This month, inevitably, there has been much discussion of remembrance, and many stories have been shared. To these I have added here some of my own; not forgetting my maternal grandfather who was a seaman in World War I and served again on the Liverpool streets at night during the air-raids of World War II. This month too, there has been much discussion of the best way to remember, to honour, those who have served, and again and again the issue of poor mental health and of homelessness amongst veterans has arisen.
I welcome these discussions. It is important, I think, that as part of any remembrance activity we reflect on the whole complex picture and on what there is we still need to do, indeed what we must do. Over the last couple of years I have added a little to the debate in this area. I have written about how winter and summer homelessness each bring their own trials and I have written ‘fictional’ pieces for this site (Remember, Remember and Poppy https://www.abctales.com/story/gletherby/poppy) focusing on veteran homelessness and the relationship between this and remembrance and patriotism. This year in additional to the telling of stories about some of my own men folk I’d like to also share a personal story from a couple of weeks ago. I live in Cornwall and so a trip to the Eden Project is a local treat. My most recent visit was with some of my ‘friends as family’ nearest and dearest. After a fun day of listening to stories and face painting alongside walks amongst the flora and fauna and on our way to catch the bus to the ‘park and ride’ we passed a poster advertising for the fifth year running a ‘Sleep Out’ outside the Biomes (domes) on Thursday 15 November 2018, to help support young homeless people across the country. ‘Sleep Out’ is a national event and last year more than 3,000 supporters slept out in 17 locations across the country, raising more than £1.2 million. https://www.edenproject.com/visit/whats-on/eden-sleep-out. Underneath the poster was a sculpture of a man sleeping on a bench, his shoeless feet sticking out of the dirty blanket covering him. Four year old Charlotte (not her real name), with whom I was holding hands, stopped walking, looked at the man (I’m still not sure if she thought it was a live person or not, but no matter because the statue represents many, many actual, real, living, people) then looked up at me and said: ‘That man is sleeping on a bench’. ‘Yes, I said he’s sleeping there because he doesn’t have a home to live in,’ I replied. ‘Ahhh’, Charlotte said quietly, solemnly, lingering a little longer to look.

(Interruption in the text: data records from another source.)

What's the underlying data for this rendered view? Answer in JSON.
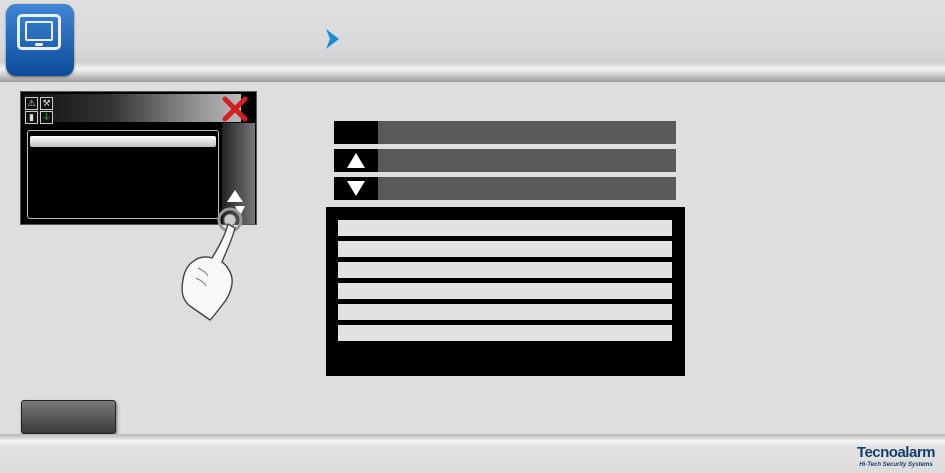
{
  "header": {
    "app_icon": "keypad-display-icon",
    "breadcrumb_arrow_icon": "chevron-right-icon",
    "accent_color": "#1a8fd8"
  },
  "keypad_preview": {
    "status_icons": [
      "warning-icon",
      "hammer-icon",
      "lock-icon",
      "plug-icon"
    ],
    "close_icon": "close-x-icon",
    "close_color": "#d21f1f",
    "scroll_icons": [
      "arrow-up-icon",
      "arrow-down-icon"
    ],
    "pointer_icon": "hand-pointer-icon"
  },
  "controls": {
    "row1": {
      "button_icon": "",
      "label": ""
    },
    "row2": {
      "button_icon": "arrow-up-icon",
      "label": ""
    },
    "row3": {
      "button_icon": "arrow-down-icon",
      "label": ""
    }
  },
  "list": {
    "items": [
      "",
      "",
      "",
      "",
      "",
      ""
    ]
  },
  "footer": {
    "brand_name": "Tecnoalarm",
    "brand_tagline": "Hi-Tech Security Systems",
    "brand_color": "#15406e"
  },
  "bottom_button": {
    "label": ""
  }
}
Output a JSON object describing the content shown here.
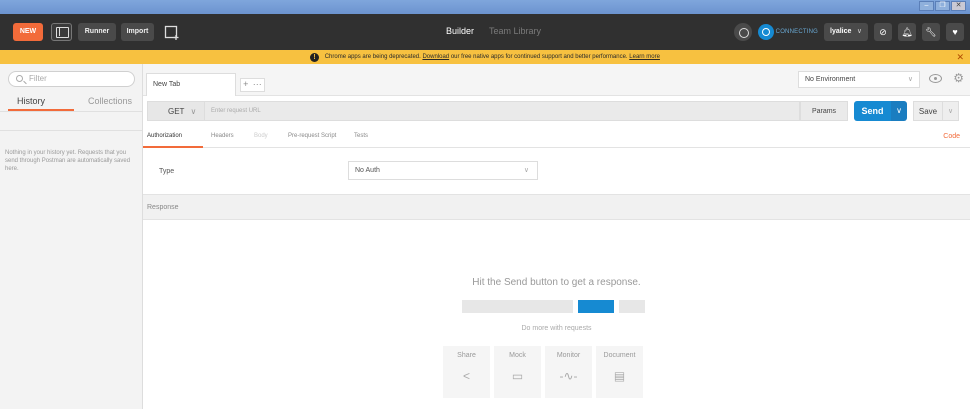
{
  "window": {
    "controls": [
      "–",
      "❐",
      "✕"
    ]
  },
  "toolbar": {
    "new_label": "NEW",
    "runner_label": "Runner",
    "import_label": "Import",
    "builder_label": "Builder",
    "team_library_label": "Team Library",
    "connecting_label": "CONNECTING",
    "user_label": "lyalice",
    "user_caret": "∨"
  },
  "banner": {
    "text_before": "Chrome apps are being deprecated.",
    "link_download": "Download",
    "text_middle": "our free native apps for continued support and better performance.",
    "link_learn": "Learn more",
    "close": "✕"
  },
  "sidebar": {
    "filter_placeholder": "Filter",
    "tabs": {
      "history": "History",
      "collections": "Collections"
    },
    "empty_text": "Nothing in your history yet. Requests that you send through Postman are automatically saved here."
  },
  "tabs": {
    "active_tab": "New Tab",
    "add": "+",
    "more": "···",
    "environment": "No Environment",
    "env_caret": "∨"
  },
  "request": {
    "method": "GET",
    "method_caret": "∨",
    "url_placeholder": "Enter request URL",
    "params_label": "Params",
    "send_label": "Send",
    "send_caret": "∨",
    "save_label": "Save",
    "save_caret": "∨"
  },
  "subtabs": {
    "authorization": "Authorization",
    "headers": "Headers",
    "body": "Body",
    "pre_request": "Pre-request Script",
    "tests": "Tests",
    "code": "Code"
  },
  "auth": {
    "type_label": "Type",
    "type_value": "No Auth",
    "type_caret": "∨"
  },
  "response": {
    "label": "Response",
    "empty_title": "Hit the Send button to get a response.",
    "more_title": "Do more with requests",
    "cards": [
      {
        "label": "Share",
        "icon": "share-icon",
        "glyph": "<"
      },
      {
        "label": "Mock",
        "icon": "mock-icon",
        "glyph": "▭"
      },
      {
        "label": "Monitor",
        "icon": "monitor-icon",
        "glyph": "-∿-"
      },
      {
        "label": "Document",
        "icon": "document-icon",
        "glyph": "▤"
      }
    ]
  },
  "colors": {
    "accent_orange": "#f26b3a",
    "send_blue": "#168ad2",
    "toolbar_bg": "#303030",
    "banner_yellow": "#f7c140"
  }
}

I am currently planning a ‘do 12 things (one each month) you have never done before’ to mark my 60th birthday in January. Homelessness is not completely new to me for as a child my parents and I spent more than a year living with, and being supported by, a series of friends (and one memorable night in a railway carriage) during a particularly lean period for our small family. In thinking of those that helped us; in remembering my grandfathers and my dad; in hoping for a better future for Charlotte’s generation; in solidarity with the families, the individuals, the young and not so young, the veterans, the low paid, the sick and more, and more, who are homeless now; in memory of those who have died whilst sleeping on the streets, I plan for one of my 12 things to be a fund raising sleep out. I am not the first to do this I know. It is not that huge a sacrifice given that I have a safe and warm home to return to. It is not that big a gesture given the great need that there is. But, it is something and I, and dare I say all of us, need to do something.
Thornton, Ronald (Unpublished) Memoir of a Life (Journeys and Changes ‘A Chronicle of Events)